Monday, 25 April 2016
|Image Source: Twitter|
So some snark is being flung around by the centre-right pundit class on #MbPoli twitter over leftwing concerns about austerity and service cuts under the incoming Pallister CON administration. Solidarity Winnipeg was organized under the belief that a Conservative Government on Broadway would result in policies harmful to vast swaths of working people and that push back to said policies are needed. Events like the April 23 post-election workshop on what's next for progressive activists are setting a tone of vigilance. More established progressive organizations, like the Canadian Centre for Policy Alternatives Manitoba Office, have taken note too.
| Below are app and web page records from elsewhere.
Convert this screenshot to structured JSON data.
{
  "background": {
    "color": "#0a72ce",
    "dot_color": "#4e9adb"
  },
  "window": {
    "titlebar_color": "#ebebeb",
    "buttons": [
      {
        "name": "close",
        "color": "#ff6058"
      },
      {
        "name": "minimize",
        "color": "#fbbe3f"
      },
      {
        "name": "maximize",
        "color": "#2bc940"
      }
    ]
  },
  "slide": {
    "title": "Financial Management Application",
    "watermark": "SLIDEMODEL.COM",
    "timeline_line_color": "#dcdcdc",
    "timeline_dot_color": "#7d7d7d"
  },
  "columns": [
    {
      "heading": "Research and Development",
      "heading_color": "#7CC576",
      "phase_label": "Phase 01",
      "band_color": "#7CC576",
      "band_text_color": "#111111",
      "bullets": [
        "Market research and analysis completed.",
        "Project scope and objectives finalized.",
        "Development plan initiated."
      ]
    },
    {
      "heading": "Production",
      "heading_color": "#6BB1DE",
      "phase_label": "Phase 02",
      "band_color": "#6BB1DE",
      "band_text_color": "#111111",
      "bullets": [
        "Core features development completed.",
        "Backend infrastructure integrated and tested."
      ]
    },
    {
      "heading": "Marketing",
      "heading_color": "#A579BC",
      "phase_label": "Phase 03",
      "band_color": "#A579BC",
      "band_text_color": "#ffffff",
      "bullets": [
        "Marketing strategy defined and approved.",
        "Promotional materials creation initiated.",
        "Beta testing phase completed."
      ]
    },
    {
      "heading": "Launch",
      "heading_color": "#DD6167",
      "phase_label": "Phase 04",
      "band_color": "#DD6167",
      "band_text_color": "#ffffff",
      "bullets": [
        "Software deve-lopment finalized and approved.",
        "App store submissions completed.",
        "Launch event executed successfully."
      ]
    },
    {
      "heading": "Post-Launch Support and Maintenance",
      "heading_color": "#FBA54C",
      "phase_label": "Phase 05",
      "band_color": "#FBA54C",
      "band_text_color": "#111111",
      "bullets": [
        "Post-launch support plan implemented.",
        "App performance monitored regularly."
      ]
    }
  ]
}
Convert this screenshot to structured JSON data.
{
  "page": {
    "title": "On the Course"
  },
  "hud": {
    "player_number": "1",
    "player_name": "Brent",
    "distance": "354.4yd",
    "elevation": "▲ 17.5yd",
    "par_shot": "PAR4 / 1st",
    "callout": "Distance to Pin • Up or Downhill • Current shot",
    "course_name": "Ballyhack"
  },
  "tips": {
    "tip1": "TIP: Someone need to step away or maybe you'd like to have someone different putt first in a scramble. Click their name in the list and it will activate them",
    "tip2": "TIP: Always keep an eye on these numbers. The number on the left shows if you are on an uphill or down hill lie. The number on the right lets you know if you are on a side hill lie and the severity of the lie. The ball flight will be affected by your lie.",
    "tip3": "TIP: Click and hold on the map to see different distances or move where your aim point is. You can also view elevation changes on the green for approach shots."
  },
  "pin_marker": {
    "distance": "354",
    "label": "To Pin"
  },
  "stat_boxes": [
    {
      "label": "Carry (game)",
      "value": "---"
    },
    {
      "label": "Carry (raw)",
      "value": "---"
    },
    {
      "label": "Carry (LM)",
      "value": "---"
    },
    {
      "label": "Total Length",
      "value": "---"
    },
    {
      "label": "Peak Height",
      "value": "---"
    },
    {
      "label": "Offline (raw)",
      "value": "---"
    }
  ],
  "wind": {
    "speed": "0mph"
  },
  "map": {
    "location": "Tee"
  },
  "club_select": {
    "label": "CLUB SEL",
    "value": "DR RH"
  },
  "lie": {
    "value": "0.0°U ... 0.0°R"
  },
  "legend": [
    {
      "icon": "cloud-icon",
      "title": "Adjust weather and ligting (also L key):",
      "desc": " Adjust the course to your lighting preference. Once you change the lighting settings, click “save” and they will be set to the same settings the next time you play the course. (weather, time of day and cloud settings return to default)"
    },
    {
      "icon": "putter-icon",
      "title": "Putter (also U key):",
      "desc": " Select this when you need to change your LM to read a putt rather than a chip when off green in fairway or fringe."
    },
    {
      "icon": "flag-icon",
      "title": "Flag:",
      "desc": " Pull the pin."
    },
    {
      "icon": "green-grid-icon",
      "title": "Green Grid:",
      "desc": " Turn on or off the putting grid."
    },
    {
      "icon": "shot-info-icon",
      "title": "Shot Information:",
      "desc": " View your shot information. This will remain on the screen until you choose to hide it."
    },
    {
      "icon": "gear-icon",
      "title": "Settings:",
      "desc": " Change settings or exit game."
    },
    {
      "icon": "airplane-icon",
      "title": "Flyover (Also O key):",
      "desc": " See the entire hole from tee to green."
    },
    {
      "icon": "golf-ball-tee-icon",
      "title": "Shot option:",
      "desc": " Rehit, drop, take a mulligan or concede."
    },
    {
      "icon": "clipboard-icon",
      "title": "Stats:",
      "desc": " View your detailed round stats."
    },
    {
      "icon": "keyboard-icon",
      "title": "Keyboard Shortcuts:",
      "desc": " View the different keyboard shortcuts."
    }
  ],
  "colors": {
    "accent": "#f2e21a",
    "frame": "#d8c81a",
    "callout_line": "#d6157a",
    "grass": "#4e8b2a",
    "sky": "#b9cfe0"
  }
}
There is a clear rationale for the defensive measures of many progressive organizers. Left-progressive activists don't have the funding and ability to set up issue-based opposition campaigns as quickly as a lot of the deep pocketed rightwing groups do. The left can't muster up an astroturf campaign like rightwing groups such as the Canadian Federation of Independent Businesses or the Canadian Taxpayer's Federation does in response to regulations or tax policies they dislike such as the PST hike. Even labour unions have limitations on how quickly they can mobilize members and on what issues. The money lubricated media machine on the Right is just a lot better at snap responses than the volunteer labour powered organizing of leftwing activists.
Setting up the ground game for a likely fight over public social investments and labour policy early on, therefore, makes quite a bit of sense for left-progressives. When it comes to what "austerity" actually means, obviously the fear is that given enough leeway and not enough pushback the Pallister CON government will implement service cuts like, or greater than, those of the 1990s and drastically change labour relations in this province. "Right to work" and other anti-labour organizing legislation incubated in the US is picking up steam in Canadian rightwing think tanks. In the homestretch of the campaign, Brian Pallister ratcheted up his anti-labour rhetoric and accused unions of running the province.On social services, Pallister stuck to ambiguously talking about cutting "waste" - but "waste" cutting is often a euphemism for cutting services one says to assuage voters.
I have no idea in what context the activists Brian Kelcey tweeted about argued that spending increases above Consumer Price Index increases plus 1-2 % count as "austerity". It can be the case, depending on the demographic makeup of users of certain programs, that even increases above the rate of inflation in spending can result in service cuts, however. This is most obviously the case in healthcare.
Consider the Manitoba mining town of Thompson. Shortly after it was established it had a very young population of blue collar workers and next to no senior residents. I've heard anecdotes of how in the early days of the Thompson any senior in town meant somebody was visiting from elsewhere.
Now, over time the proportion of older residents of Thompson increased as founding residents aged and more white-collar, industry support jobs developed in the town. It's possible to imagine the growth in seniors being as high as 120% during a five year period in the early days of the town. If we suppose, just to illustrate the argument, that healthcare spending in the area in 1965 was $8000 and there were 100 users we would get spending of $80 per user. Now suppose that spending increased with the rate of inflation plus 3% real growth per year. In five years healthcare spending would be up to $9274.19 in constant dollars*. Let us assume the town had 30 seniors at the start of the five year period and that 70% of seniors use healthcare services. At the end of the five year period the town would have 36 additional seniors and of those about 25 would be healthcare users. Even with the above inflation increases, spending per user and potentially service levels have gone down to $74.19 per user.
This numerical example, completely made up to illustrate the point (I haven't looked at the demographic data over time for Thompson), shows that spending can actually result in service level cuts. This could take the form of longer wait times or less quality care per visit. Obviously, there are other complications (depending on what's the optimal amount of hospitals in the area there can be economies of scale - in which less spending per user doesn't matter - or diseconomies of scale - in which less spending per user would be a big concern and the intensity/cost of care required by seniors may differ from non-seniors).
The main takeaway point is that Brian Kelcey's subtweeted activists may not be completely out to lunch. Within the context of certain programs, such as healthcare spending, even if funding increases above the rate of inflation there may be cuts in service levels.
*$8000x(1.03)5 = $9274.19
Liked this post? Consider liking us on Facebook and following The Analyst on Twitter.